_DATA SHOWN_.
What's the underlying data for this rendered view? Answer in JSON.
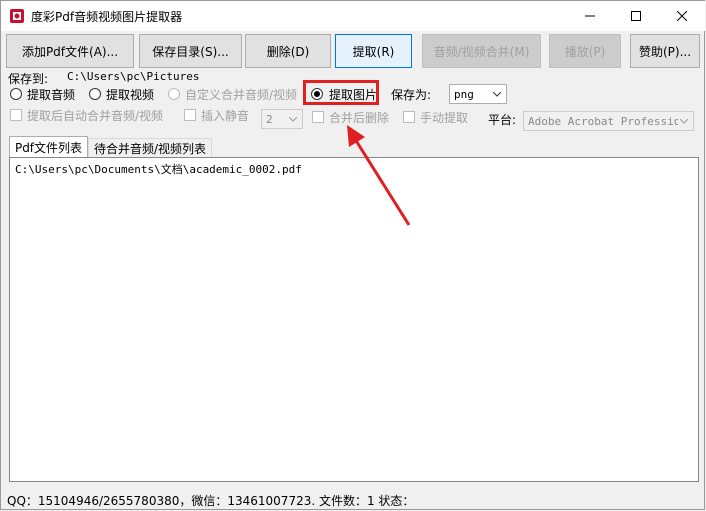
{
  "window": {
    "title": "度彩Pdf音频视频图片提取器"
  },
  "toolbar": {
    "add_pdf": "添加Pdf文件(A)...",
    "save_dir": "保存目录(S)...",
    "delete": "删除(D)",
    "extract": "提取(R)",
    "merge_av": "音频/视频合并(M)",
    "play": "播放(P)",
    "donate": "赞助(P)..."
  },
  "options": {
    "save_to_label": "保存到:",
    "save_to_path": "C:\\Users\\pc\\Pictures",
    "extract_audio": "提取音频",
    "extract_video": "提取视频",
    "custom_merge": "自定义合并音频/视频",
    "extract_image": "提取图片",
    "save_as_label": "保存为:",
    "save_as_value": "png",
    "auto_merge": "提取后自动合并音频/视频",
    "insert_silence": "插入静音",
    "silence_value": "2",
    "delete_after_merge": "合并后删除",
    "manual_extract": "手动提取",
    "platform_label": "平台:",
    "platform_value": "Adobe Acrobat Professional"
  },
  "tabs": [
    {
      "label": "Pdf文件列表"
    },
    {
      "label": "待合并音频/视频列表"
    }
  ],
  "file_list": [
    "C:\\Users\\pc\\Documents\\文档\\academic_0002.pdf"
  ],
  "status": {
    "text": "QQ：15104946/2655780380，微信：13461007723. 文件数：1  状态："
  },
  "colors": {
    "highlight": "#e02020",
    "arrow": "#e02020"
  }
}
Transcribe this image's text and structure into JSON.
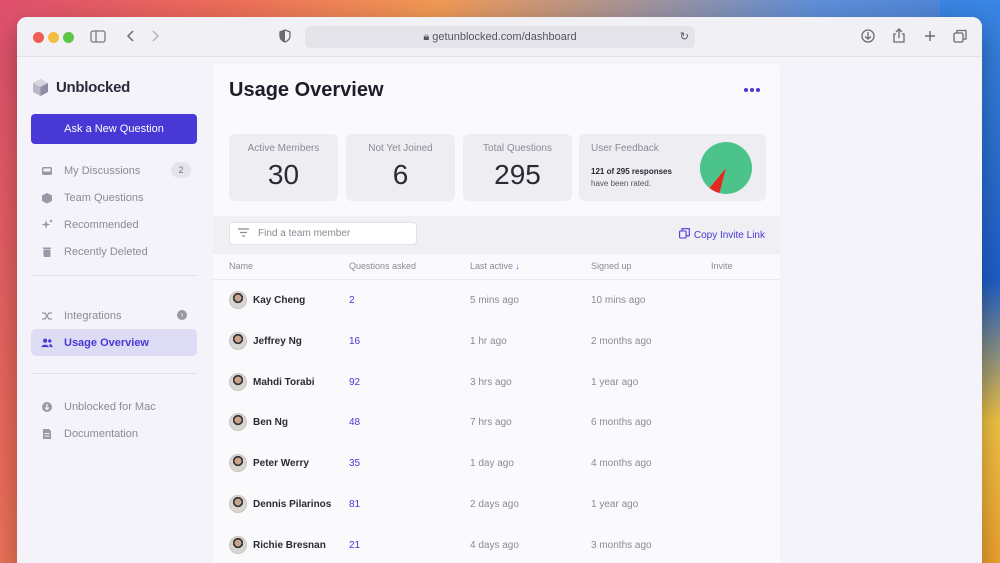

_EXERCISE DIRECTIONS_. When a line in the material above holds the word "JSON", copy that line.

_EXPECTED ANSWER_.
What's the underlying data for this rendered view? Answer in JSON.
Transcribe this image's text and structure into JSON.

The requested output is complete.